  1. Motoki, Thamy Harumi Cardoso MD
  2. Isoldi, Felipe Contoli MD, MS
  3. Ferreira, Lydia Masako MD, PhD


BACKGROUND: Skin tattooing and cosmetic eyebrow definition and reshaping (micropigmentation) have been growing exponentially in popularity. The pigment used in these procedures can activate the skin's inflammatory response, promoting the formation of pathologic scars.


OBJECTIVE: To carry out a systematic review of the literature on this topic and report a case of pathologic scarring on the eyebrows after micropigmentation.


METHODS: A systematic review of the literature was conducted according to the Preferred Reporting Items for Systematic Reviews and Meta-analyses guideline in the MEDLINE, Lilacs, and SciELO databases using the keywords "scar; scar, hypertrophic; eyebrows; pigmentation; skin pigmentation; coloring agents; tattooing" and their synonyms.


RESULTS: The systematic literature review did not identify any study reporting pathologic scarring on eyebrows after micropigmentation. This is likely because eyebrow pathology is uncommon, although these results are limited by the comprehensiveness of the systematic review. The case of a 50-year-old woman undergoing eyebrow micropigmentation who presented with hypertrophic scarring after the procedure is also reported.
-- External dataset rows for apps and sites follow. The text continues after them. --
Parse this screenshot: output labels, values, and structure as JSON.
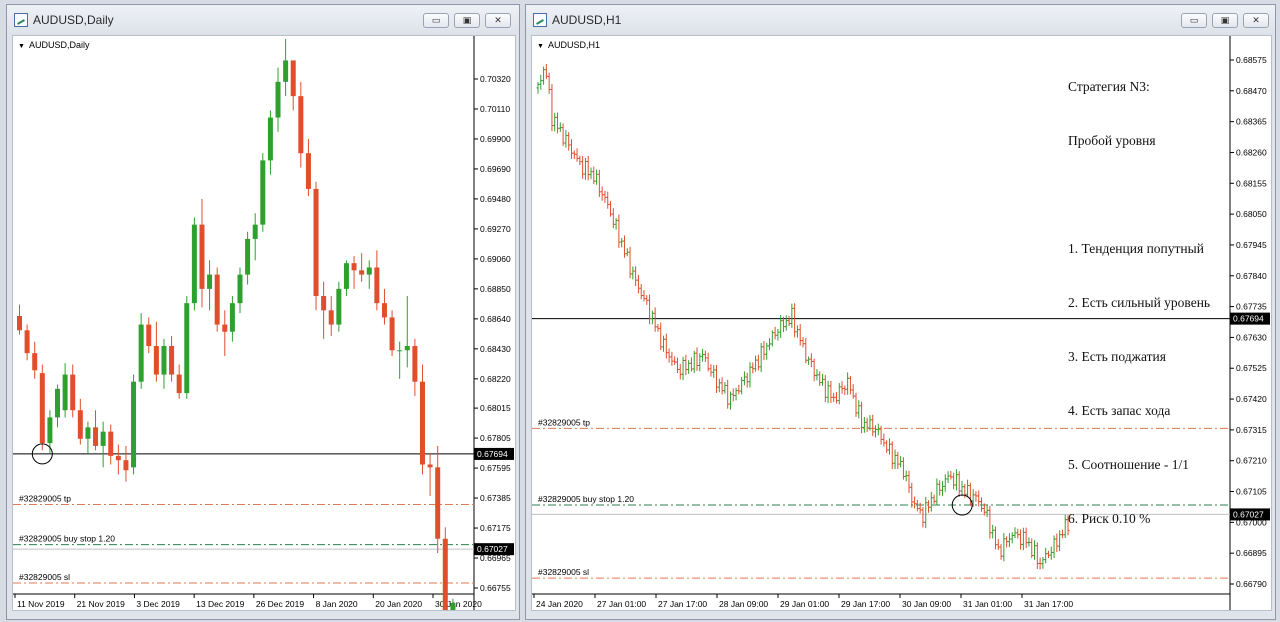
{
  "windows": [
    {
      "title": "AUDUSD,Daily",
      "chart_label": "AUDUSD,Daily",
      "buttons": [
        "▭",
        "▣",
        "✕"
      ]
    },
    {
      "title": "AUDUSD,H1",
      "chart_label": "AUDUSD,H1",
      "buttons": [
        "▭",
        "▣",
        "✕"
      ],
      "strategy_note": {
        "title_lines": [
          "Стратегия N3:",
          "Пробой уровня"
        ],
        "items": [
          "1. Тенденция попутный",
          "2. Есть сильный уровень",
          "3. Есть поджатия",
          "4. Есть запас хода",
          "5. Соотношение - 1/1",
          "6. Риск 0.10 %"
        ]
      }
    }
  ],
  "chart_data": [
    {
      "type": "candlestick",
      "symbol": "AUDUSD",
      "timeframe": "Daily",
      "ylim": [
        0.66755,
        0.70425
      ],
      "y_ticks": [
        "0.70320",
        "0.70110",
        "0.69900",
        "0.69690",
        "0.69480",
        "0.69270",
        "0.69060",
        "0.68850",
        "0.68640",
        "0.68430",
        "0.68220",
        "0.68015",
        "0.67805",
        "0.67595",
        "0.67385",
        "0.67175",
        "0.66965",
        "0.66755"
      ],
      "x_ticks": [
        "11 Nov 2019",
        "21 Nov 2019",
        "3 Dec 2019",
        "13 Dec 2019",
        "26 Dec 2019",
        "8 Jan 2020",
        "20 Jan 2020",
        "30 Jan 2020"
      ],
      "colors": {
        "bull": "#2ea02e",
        "bear": "#e04e2c",
        "level": "#000000",
        "order_line": "#e8845a",
        "buy_stop_line": "#2f8f4f",
        "bid_line": "#c0c0c0"
      },
      "candles": [
        [
          0.6866,
          0.6874,
          0.6853,
          0.6856
        ],
        [
          0.6856,
          0.686,
          0.6835,
          0.684
        ],
        [
          0.684,
          0.6848,
          0.6822,
          0.6828
        ],
        [
          0.6826,
          0.6832,
          0.6772,
          0.6777
        ],
        [
          0.6777,
          0.68,
          0.677,
          0.6795
        ],
        [
          0.6795,
          0.6818,
          0.6788,
          0.6815
        ],
        [
          0.68,
          0.6833,
          0.6795,
          0.6825
        ],
        [
          0.6825,
          0.6832,
          0.6795,
          0.68
        ],
        [
          0.68,
          0.6808,
          0.6776,
          0.678
        ],
        [
          0.678,
          0.6792,
          0.677,
          0.6788
        ],
        [
          0.6788,
          0.68,
          0.6772,
          0.6775
        ],
        [
          0.6775,
          0.6792,
          0.676,
          0.6785
        ],
        [
          0.6785,
          0.679,
          0.6762,
          0.6768
        ],
        [
          0.6768,
          0.6776,
          0.6755,
          0.6765
        ],
        [
          0.6765,
          0.6775,
          0.675,
          0.6758
        ],
        [
          0.676,
          0.6825,
          0.6755,
          0.682
        ],
        [
          0.682,
          0.6868,
          0.6815,
          0.686
        ],
        [
          0.686,
          0.6865,
          0.684,
          0.6845
        ],
        [
          0.6845,
          0.6862,
          0.682,
          0.6825
        ],
        [
          0.6825,
          0.685,
          0.6815,
          0.6845
        ],
        [
          0.6845,
          0.6852,
          0.682,
          0.6825
        ],
        [
          0.6825,
          0.6832,
          0.6808,
          0.6812
        ],
        [
          0.6812,
          0.688,
          0.6808,
          0.6875
        ],
        [
          0.6875,
          0.6935,
          0.687,
          0.693
        ],
        [
          0.693,
          0.6948,
          0.6872,
          0.6885
        ],
        [
          0.6885,
          0.6905,
          0.687,
          0.6895
        ],
        [
          0.6895,
          0.69,
          0.6855,
          0.686
        ],
        [
          0.686,
          0.687,
          0.6838,
          0.6855
        ],
        [
          0.6855,
          0.688,
          0.6848,
          0.6875
        ],
        [
          0.6875,
          0.69,
          0.6868,
          0.6895
        ],
        [
          0.6895,
          0.6925,
          0.6888,
          0.692
        ],
        [
          0.692,
          0.6938,
          0.6905,
          0.693
        ],
        [
          0.693,
          0.698,
          0.6925,
          0.6975
        ],
        [
          0.6975,
          0.701,
          0.6965,
          0.7005
        ],
        [
          0.7005,
          0.704,
          0.6995,
          0.703
        ],
        [
          0.703,
          0.706,
          0.702,
          0.7045
        ],
        [
          0.7045,
          0.704,
          0.701,
          0.702
        ],
        [
          0.702,
          0.703,
          0.697,
          0.698
        ],
        [
          0.698,
          0.699,
          0.695,
          0.6955
        ],
        [
          0.6955,
          0.696,
          0.687,
          0.688
        ],
        [
          0.688,
          0.689,
          0.685,
          0.687
        ],
        [
          0.687,
          0.688,
          0.6852,
          0.686
        ],
        [
          0.686,
          0.689,
          0.6855,
          0.6885
        ],
        [
          0.6885,
          0.6905,
          0.688,
          0.6903
        ],
        [
          0.6903,
          0.6908,
          0.6885,
          0.6898
        ],
        [
          0.6898,
          0.691,
          0.689,
          0.6895
        ],
        [
          0.6895,
          0.6905,
          0.6885,
          0.69
        ],
        [
          0.69,
          0.6912,
          0.687,
          0.6875
        ],
        [
          0.6875,
          0.6885,
          0.686,
          0.6865
        ],
        [
          0.6865,
          0.687,
          0.6838,
          0.6842
        ],
        [
          0.6842,
          0.6848,
          0.6822,
          0.6842
        ],
        [
          0.6842,
          0.688,
          0.683,
          0.6845
        ],
        [
          0.6845,
          0.685,
          0.681,
          0.682
        ],
        [
          0.682,
          0.6832,
          0.6755,
          0.6762
        ],
        [
          0.6762,
          0.677,
          0.674,
          0.676
        ],
        [
          0.676,
          0.6775,
          0.67,
          0.671
        ],
        [
          0.671,
          0.6718,
          0.664,
          0.665
        ],
        [
          0.6652,
          0.6668,
          0.6648,
          0.6665
        ]
      ],
      "levels": [
        {
          "price": 0.67694,
          "label": "0.67694",
          "style": "solid"
        },
        {
          "price": 0.6734,
          "label": "#32829005 tp",
          "style": "dashdot"
        },
        {
          "price": 0.67059,
          "label": "#32829005 buy stop 1.20",
          "style": "dashdot-green"
        },
        {
          "price": 0.67027,
          "label": "0.67027",
          "style": "bid"
        },
        {
          "price": 0.6679,
          "label": "#32829005 sl",
          "style": "dashdot"
        }
      ],
      "marker_circle_candle": 3
    },
    {
      "type": "candlestick",
      "symbol": "AUDUSD",
      "timeframe": "H1",
      "ylim": [
        0.6679,
        0.68575
      ],
      "y_ticks": [
        "0.68575",
        "0.68470",
        "0.68365",
        "0.68260",
        "0.68155",
        "0.68050",
        "0.67945",
        "0.67840",
        "0.67735",
        "0.67630",
        "0.67525",
        "0.67420",
        "0.67315",
        "0.67210",
        "0.67105",
        "0.67000",
        "0.66895",
        "0.66790"
      ],
      "x_ticks": [
        "24 Jan 2020",
        "27 Jan 01:00",
        "27 Jan 17:00",
        "28 Jan 09:00",
        "29 Jan 01:00",
        "29 Jan 17:00",
        "30 Jan 09:00",
        "31 Jan 01:00",
        "31 Jan 17:00"
      ],
      "levels": [
        {
          "price": 0.67694,
          "label": "0.67694",
          "style": "solid"
        },
        {
          "price": 0.6732,
          "label": "#32829005 tp",
          "style": "dashdot"
        },
        {
          "price": 0.67059,
          "label": "#32829005 buy stop 1.20",
          "style": "dashdot-green"
        },
        {
          "price": 0.67027,
          "label": "0.67027",
          "style": "bid"
        },
        {
          "price": 0.6681,
          "label": "#32829005 sl",
          "style": "dashdot"
        }
      ],
      "path": [
        [
          0,
          0.6848
        ],
        [
          5,
          0.6856
        ],
        [
          10,
          0.6838
        ],
        [
          20,
          0.683
        ],
        [
          30,
          0.6822
        ],
        [
          40,
          0.6818
        ],
        [
          50,
          0.6808
        ],
        [
          60,
          0.6795
        ],
        [
          70,
          0.6782
        ],
        [
          80,
          0.6772
        ],
        [
          90,
          0.676
        ],
        [
          100,
          0.6752
        ],
        [
          110,
          0.6754
        ],
        [
          118,
          0.6757
        ],
        [
          128,
          0.6748
        ],
        [
          138,
          0.6742
        ],
        [
          150,
          0.675
        ],
        [
          160,
          0.6757
        ],
        [
          172,
          0.6766
        ],
        [
          182,
          0.677
        ],
        [
          192,
          0.6757
        ],
        [
          202,
          0.6748
        ],
        [
          212,
          0.6742
        ],
        [
          222,
          0.6748
        ],
        [
          232,
          0.6734
        ],
        [
          242,
          0.6732
        ],
        [
          252,
          0.6724
        ],
        [
          262,
          0.6718
        ],
        [
          268,
          0.6708
        ],
        [
          275,
          0.6702
        ],
        [
          285,
          0.671
        ],
        [
          295,
          0.6716
        ],
        [
          305,
          0.6711
        ],
        [
          315,
          0.6708
        ],
        [
          322,
          0.6702
        ],
        [
          330,
          0.669
        ],
        [
          340,
          0.6696
        ],
        [
          350,
          0.6694
        ],
        [
          360,
          0.6686
        ],
        [
          370,
          0.6692
        ],
        [
          380,
          0.67
        ]
      ],
      "path_total_bars": 380,
      "marker_circle_bar": 302
    }
  ]
}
CONCLUSIONS: Eyebrow micropigmentation may be a risk factor for pathologic scarring, but further research is needed.